Words by Yashi Banymadhub | Lead photo shows wingsuit pilot Mike Swanson by Marcos Ferro
If you’ve ever stood at the top of a steep snowy couloir, palms sweaty as you wait to drop in, or gulped as you get ready to ride the huge oncoming wave that’s been building past your shoulder, then you’ll know how entwined fear is with action sports. You’ll also know about the overwhelming rush of euphoria that comes next, once you’ve dropped in and conquered your fear.
You don’t even need to be doing something super-gnarly to get that feeling, for fear is always relative; one person’s first go at singletrack might be another’s leap over the Great Wall of China.
“They’re often stereotyped as hedonists who’d routinely risk death just for kicks. This research shows that’s not the case…”
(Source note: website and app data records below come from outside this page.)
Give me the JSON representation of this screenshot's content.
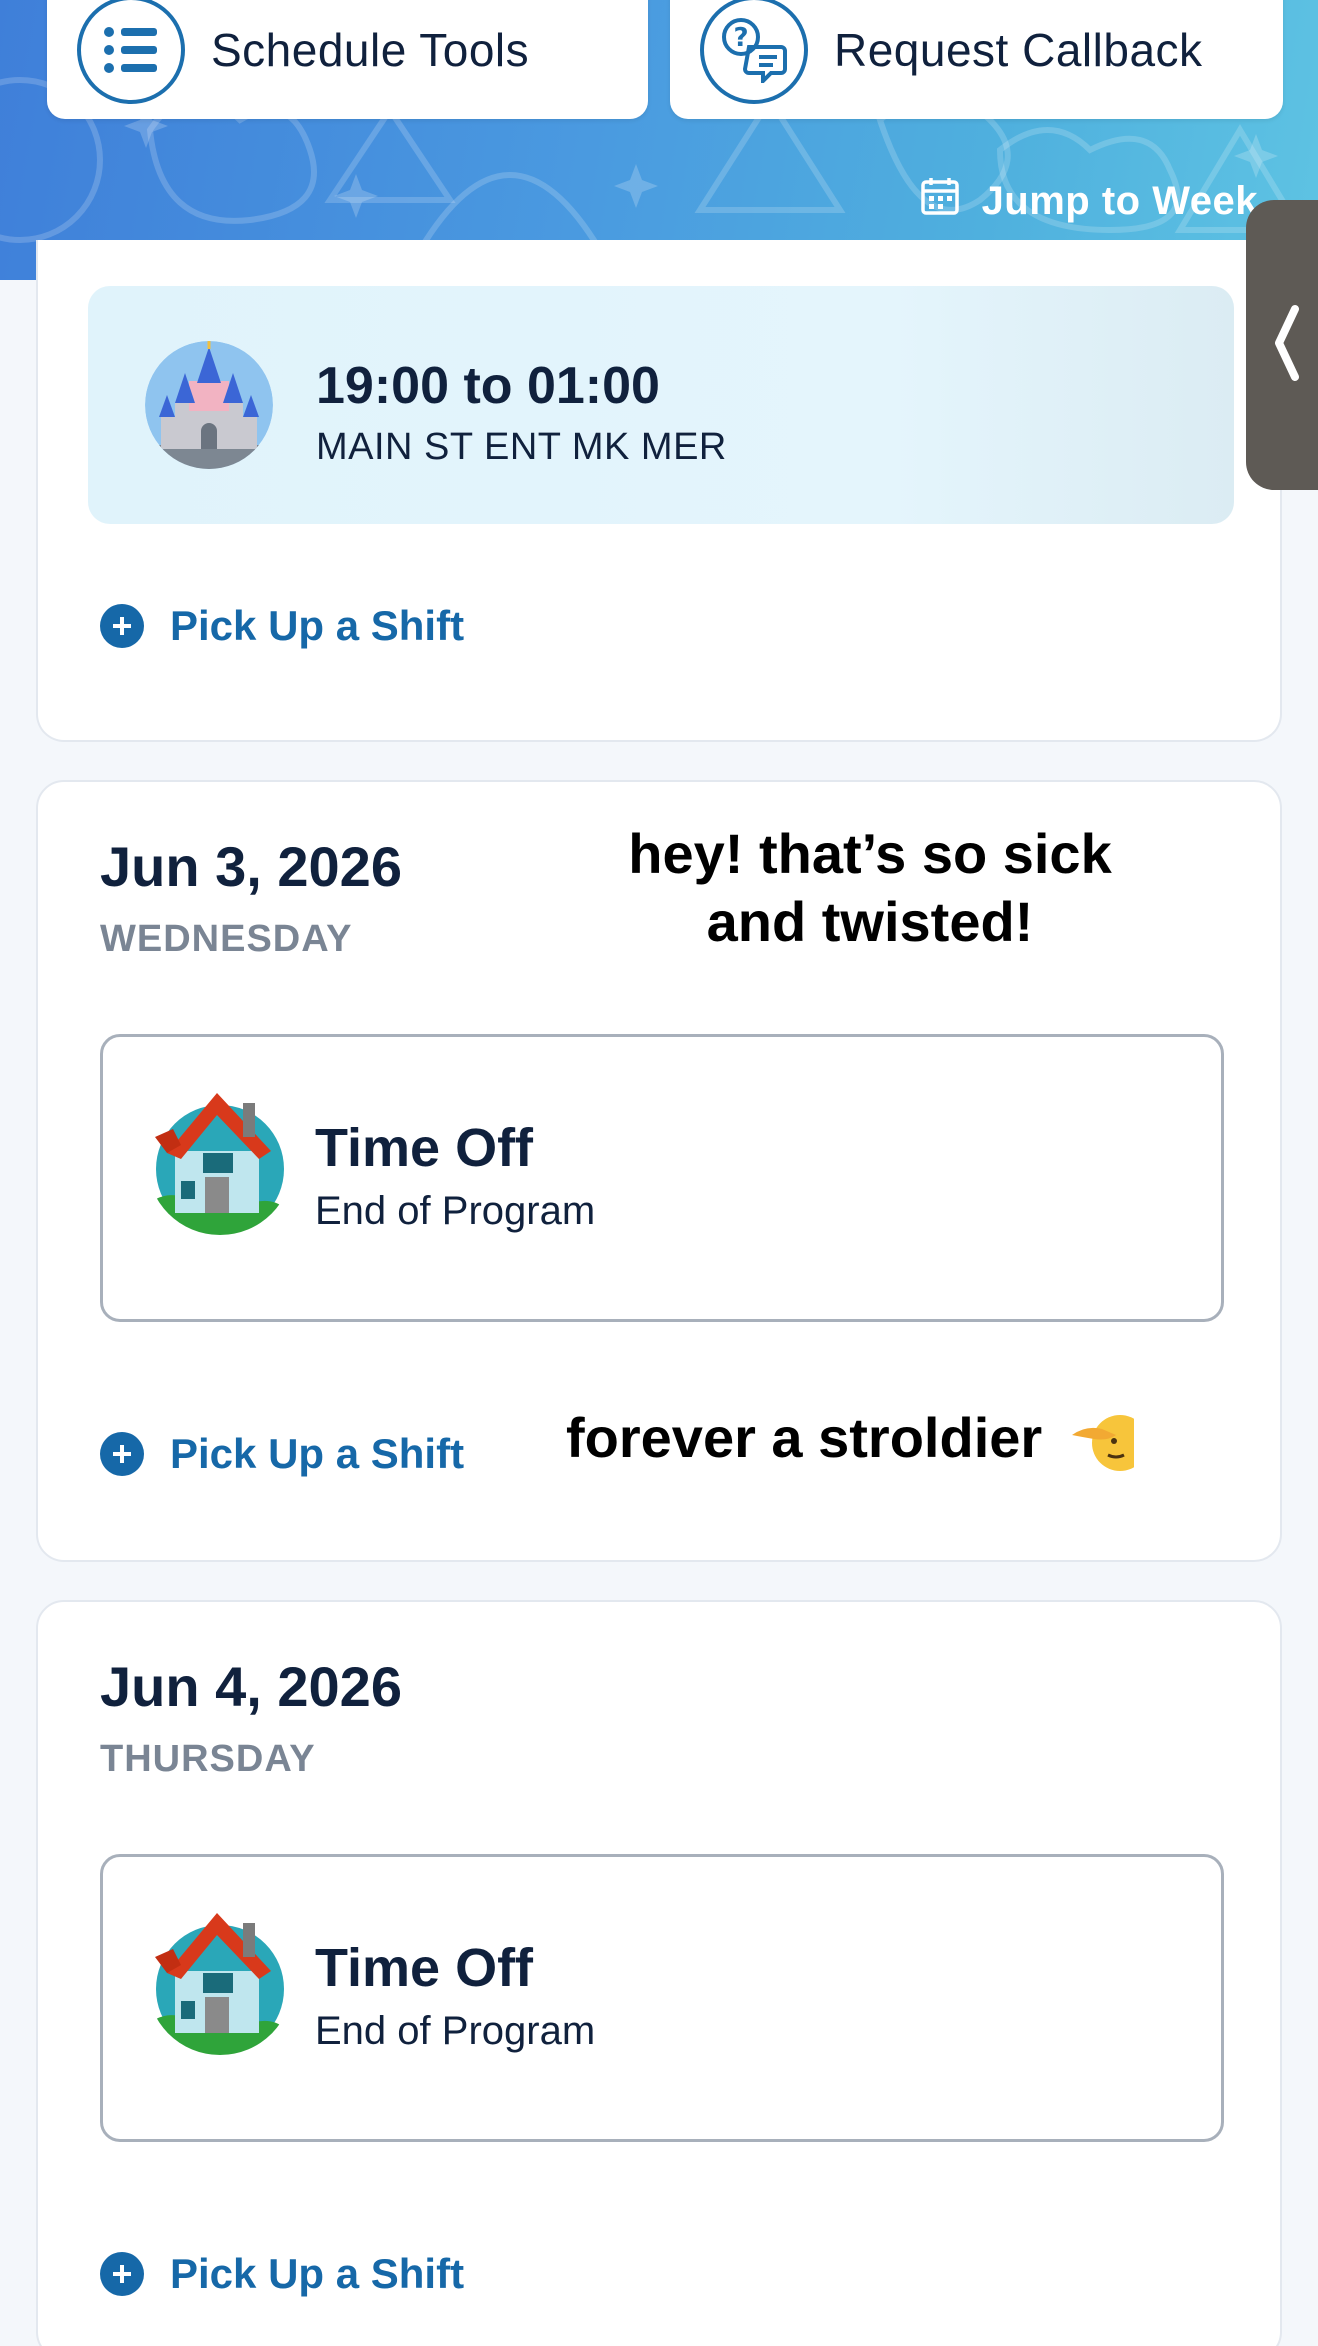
{
  "header": {
    "schedule_tools_label": "Schedule Tools",
    "request_callback_label": "Request Callback",
    "jump_to_week_label": "Jump to Week"
  },
  "days": [
    {
      "shift": {
        "time": "19:00 to 01:00",
        "location": "MAIN ST ENT MK MER"
      },
      "pickup_label": "Pick Up a Shift"
    },
    {
      "date": "Jun 3, 2026",
      "weekday": "WEDNESDAY",
      "entry": {
        "title": "Time Off",
        "subtitle": "End of Program"
      },
      "pickup_label": "Pick Up a Shift"
    },
    {
      "date": "Jun 4, 2026",
      "weekday": "THURSDAY",
      "entry": {
        "title": "Time Off",
        "subtitle": "End of Program"
      },
      "pickup_label": "Pick Up a Shift"
    }
  ],
  "overlay": {
    "caption_1_line_1": "hey! that’s so sick",
    "caption_1_line_2": "and twisted!",
    "caption_2": "forever a stroldier",
    "caption_2_emoji": "saluting-face-emoji"
  },
  "colors": {
    "banner_start": "#3f7fd9",
    "banner_end": "#5ec3e3",
    "accent_blue": "#1668a8",
    "text_dark": "#10213d",
    "weekday_gray": "#7a8594"
  }
}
Up until now, people who do action sports have often been stereotyped as slightly goofy hedonists who’d routinely risk death just for kicks. But leading psychologists now suggest that facing fear in sport serves for much more than just stimulation. It can help athletes minimise their fears in everyday life, making them more rational and focused. In fact, it can have all sorts of positive effects on mental health and well-being.